Best way to hold an endmill

How to hold an endmill?


Holding an endmill properly is very important in achieving the best results. When holding an endmill you want to have a solid and concentric cutter. If the holder is not solid the cutter will deflect once it touches the work piece. When the cutter is able to move around in the holder this can cause vibration. If the cutter does not run concentric the endmill can produce a bigger cutting diameter than the endmill size. It can also cause chipping or excessive wear on one side of the cutter. 

Collet holder

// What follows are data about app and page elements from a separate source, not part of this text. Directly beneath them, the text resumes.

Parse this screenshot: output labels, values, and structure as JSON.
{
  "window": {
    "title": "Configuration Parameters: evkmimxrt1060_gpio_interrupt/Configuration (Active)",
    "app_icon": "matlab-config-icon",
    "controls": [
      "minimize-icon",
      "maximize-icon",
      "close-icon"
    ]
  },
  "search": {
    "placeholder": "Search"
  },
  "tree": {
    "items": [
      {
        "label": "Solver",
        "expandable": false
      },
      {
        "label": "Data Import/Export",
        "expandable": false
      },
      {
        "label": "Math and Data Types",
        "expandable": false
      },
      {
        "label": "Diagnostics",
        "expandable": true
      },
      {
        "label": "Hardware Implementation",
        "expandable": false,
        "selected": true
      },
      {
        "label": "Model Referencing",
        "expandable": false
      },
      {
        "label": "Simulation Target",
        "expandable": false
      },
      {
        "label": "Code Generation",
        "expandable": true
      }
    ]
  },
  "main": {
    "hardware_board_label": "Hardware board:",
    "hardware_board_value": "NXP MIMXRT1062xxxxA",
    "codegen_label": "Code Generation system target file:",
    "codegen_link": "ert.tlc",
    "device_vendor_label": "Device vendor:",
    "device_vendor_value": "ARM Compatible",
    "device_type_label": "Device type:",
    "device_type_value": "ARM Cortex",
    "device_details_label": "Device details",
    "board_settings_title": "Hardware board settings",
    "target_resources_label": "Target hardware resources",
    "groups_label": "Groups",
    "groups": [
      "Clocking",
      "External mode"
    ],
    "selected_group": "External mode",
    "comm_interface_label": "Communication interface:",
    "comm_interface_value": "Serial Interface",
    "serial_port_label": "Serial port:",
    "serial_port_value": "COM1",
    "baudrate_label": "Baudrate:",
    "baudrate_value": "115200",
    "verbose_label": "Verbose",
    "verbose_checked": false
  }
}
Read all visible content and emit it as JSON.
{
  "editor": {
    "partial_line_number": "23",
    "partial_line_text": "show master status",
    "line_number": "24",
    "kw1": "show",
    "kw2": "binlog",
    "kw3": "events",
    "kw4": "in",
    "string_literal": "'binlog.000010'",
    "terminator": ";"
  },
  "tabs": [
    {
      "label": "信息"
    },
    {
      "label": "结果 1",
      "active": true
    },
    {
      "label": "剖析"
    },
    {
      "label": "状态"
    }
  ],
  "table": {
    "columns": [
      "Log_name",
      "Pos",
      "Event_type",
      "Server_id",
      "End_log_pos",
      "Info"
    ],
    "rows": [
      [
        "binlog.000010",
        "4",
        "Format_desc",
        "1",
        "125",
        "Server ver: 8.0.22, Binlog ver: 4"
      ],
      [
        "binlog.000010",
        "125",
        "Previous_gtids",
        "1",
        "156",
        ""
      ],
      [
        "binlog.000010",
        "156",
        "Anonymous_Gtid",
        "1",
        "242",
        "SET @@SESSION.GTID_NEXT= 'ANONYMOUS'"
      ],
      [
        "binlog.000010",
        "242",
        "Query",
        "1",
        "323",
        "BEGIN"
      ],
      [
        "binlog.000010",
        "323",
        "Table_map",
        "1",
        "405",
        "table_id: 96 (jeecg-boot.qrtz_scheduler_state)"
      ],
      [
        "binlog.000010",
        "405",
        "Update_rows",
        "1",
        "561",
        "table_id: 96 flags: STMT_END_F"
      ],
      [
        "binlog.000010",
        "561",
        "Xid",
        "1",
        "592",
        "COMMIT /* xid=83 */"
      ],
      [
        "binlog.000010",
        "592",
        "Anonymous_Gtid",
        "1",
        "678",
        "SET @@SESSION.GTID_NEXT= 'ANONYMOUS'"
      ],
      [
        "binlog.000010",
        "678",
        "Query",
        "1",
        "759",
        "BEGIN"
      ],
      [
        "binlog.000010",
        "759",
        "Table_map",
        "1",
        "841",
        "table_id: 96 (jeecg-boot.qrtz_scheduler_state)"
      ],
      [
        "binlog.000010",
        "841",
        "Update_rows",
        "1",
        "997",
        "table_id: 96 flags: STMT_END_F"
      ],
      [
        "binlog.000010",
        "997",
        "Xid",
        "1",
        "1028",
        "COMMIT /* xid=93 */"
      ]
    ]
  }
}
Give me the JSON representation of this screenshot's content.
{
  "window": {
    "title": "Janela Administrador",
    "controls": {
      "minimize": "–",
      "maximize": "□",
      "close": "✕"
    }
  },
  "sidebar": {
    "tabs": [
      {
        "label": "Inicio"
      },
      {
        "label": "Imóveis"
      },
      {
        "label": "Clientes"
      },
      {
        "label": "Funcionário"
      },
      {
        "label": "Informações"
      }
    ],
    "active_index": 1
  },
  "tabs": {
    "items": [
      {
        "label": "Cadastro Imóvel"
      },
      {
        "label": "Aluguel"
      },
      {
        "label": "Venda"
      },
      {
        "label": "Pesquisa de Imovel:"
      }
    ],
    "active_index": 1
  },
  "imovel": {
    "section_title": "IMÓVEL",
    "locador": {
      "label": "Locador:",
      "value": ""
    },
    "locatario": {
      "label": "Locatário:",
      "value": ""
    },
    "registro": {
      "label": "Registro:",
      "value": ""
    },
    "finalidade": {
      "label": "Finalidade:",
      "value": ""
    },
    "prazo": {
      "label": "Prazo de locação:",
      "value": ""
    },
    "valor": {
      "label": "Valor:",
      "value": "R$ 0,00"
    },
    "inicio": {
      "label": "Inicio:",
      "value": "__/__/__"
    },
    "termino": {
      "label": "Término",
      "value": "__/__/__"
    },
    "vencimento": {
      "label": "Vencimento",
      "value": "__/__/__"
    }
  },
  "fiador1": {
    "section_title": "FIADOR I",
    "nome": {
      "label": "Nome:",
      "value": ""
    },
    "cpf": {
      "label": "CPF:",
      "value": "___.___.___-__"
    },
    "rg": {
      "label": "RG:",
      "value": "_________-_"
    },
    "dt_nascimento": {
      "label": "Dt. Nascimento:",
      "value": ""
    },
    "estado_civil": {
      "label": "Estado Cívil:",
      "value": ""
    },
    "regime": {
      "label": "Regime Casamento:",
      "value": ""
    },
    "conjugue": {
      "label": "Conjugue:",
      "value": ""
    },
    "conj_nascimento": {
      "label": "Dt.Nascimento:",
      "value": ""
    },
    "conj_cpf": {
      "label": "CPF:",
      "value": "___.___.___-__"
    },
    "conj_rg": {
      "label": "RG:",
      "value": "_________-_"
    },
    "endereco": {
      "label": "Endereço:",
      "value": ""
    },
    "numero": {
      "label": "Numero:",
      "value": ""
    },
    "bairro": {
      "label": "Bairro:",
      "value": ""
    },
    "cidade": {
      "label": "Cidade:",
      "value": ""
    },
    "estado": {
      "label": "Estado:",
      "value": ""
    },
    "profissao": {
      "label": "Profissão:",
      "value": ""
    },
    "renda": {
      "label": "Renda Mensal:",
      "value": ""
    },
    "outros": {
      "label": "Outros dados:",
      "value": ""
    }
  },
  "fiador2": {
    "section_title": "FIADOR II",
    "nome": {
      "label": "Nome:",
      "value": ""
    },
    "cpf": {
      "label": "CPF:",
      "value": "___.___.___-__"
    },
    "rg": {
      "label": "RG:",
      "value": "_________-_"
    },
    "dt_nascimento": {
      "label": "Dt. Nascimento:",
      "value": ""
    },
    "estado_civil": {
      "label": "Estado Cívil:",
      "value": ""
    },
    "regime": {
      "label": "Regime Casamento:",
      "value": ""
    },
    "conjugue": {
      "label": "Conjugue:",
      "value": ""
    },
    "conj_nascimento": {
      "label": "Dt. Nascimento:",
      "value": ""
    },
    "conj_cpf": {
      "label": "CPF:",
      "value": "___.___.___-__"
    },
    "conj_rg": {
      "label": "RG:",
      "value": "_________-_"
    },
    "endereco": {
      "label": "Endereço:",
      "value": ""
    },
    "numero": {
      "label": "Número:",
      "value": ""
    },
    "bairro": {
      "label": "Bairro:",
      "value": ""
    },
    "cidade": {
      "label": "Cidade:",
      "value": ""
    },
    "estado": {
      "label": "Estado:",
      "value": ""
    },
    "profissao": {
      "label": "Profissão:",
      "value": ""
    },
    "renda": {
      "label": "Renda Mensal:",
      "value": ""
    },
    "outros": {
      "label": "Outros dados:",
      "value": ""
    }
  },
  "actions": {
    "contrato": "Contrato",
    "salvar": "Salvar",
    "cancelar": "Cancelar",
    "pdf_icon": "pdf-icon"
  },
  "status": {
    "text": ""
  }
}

A collet is a round tapered collapsible holder. They come in many different sizes usually up to 1" depending on the series. This is the most popular and widely used type of holder. Collet holders come in many different series for example the ER series. This series has many different sizes.  For example there is ER8, ER11, ER16, ER25, ER32 and ER40. As the numbers get bigger so do the holding diameter of the collet.  There are 3 parts to the collet holder,

 1. The body (shown in the picture above on the left.)  This is the part the goes into the spindle. They come in many different styles for your spindle, R8, Cat40, Cat50, BT40, HSK, ect,

2. The nut forces the collect against the taper closing the collet. Most collects will snap into the nut. To remove the collect from the nut you must push the collet to the side, do not pull it straight out. 

3. The collet holds the cutter by collapsing around the diameter. Collets are made in standard inch and metric sizes and can be collapsed to fit any size in between. 

Pros: 
Can hold many different sizes of cutters. 
Can be very accurate, less than 0.0002" run-out

Cons:
Not as rigid as a solid holder. 
Limited to 1" diameter shanks or smaller



Solid Holder

A solid endmill holder can be a very rigid and accurate way to hold an endmill. This is a very simple design where an endmill shank slides inside a very accurate hole and using a set screw will lock the endmill in place. Most HSS and indexable cutters have a flat spot on the shank, this is where the set screw should sit. A solid holder will only hold one size, and are made in standard inch and metric sizes. 

Pros:
Very rigid
Can be very accurate , less than .0002" run-out
Come in very long lengths with reduced vibration. 

Cons: 
Can only hold one size per holder. 



Drill chuck


Drill chucks should never be used to hold an endmill. Hence the name DRILL chuck , only for drills. 

Why? Drill chucks were never meant to have side force on them, only down force. Even if you only want to plunge with them they will not be very rigid or concentric enough to hold an endmill. Using a drill chuck to hold an endmill can result in broken cutters and scraped parts.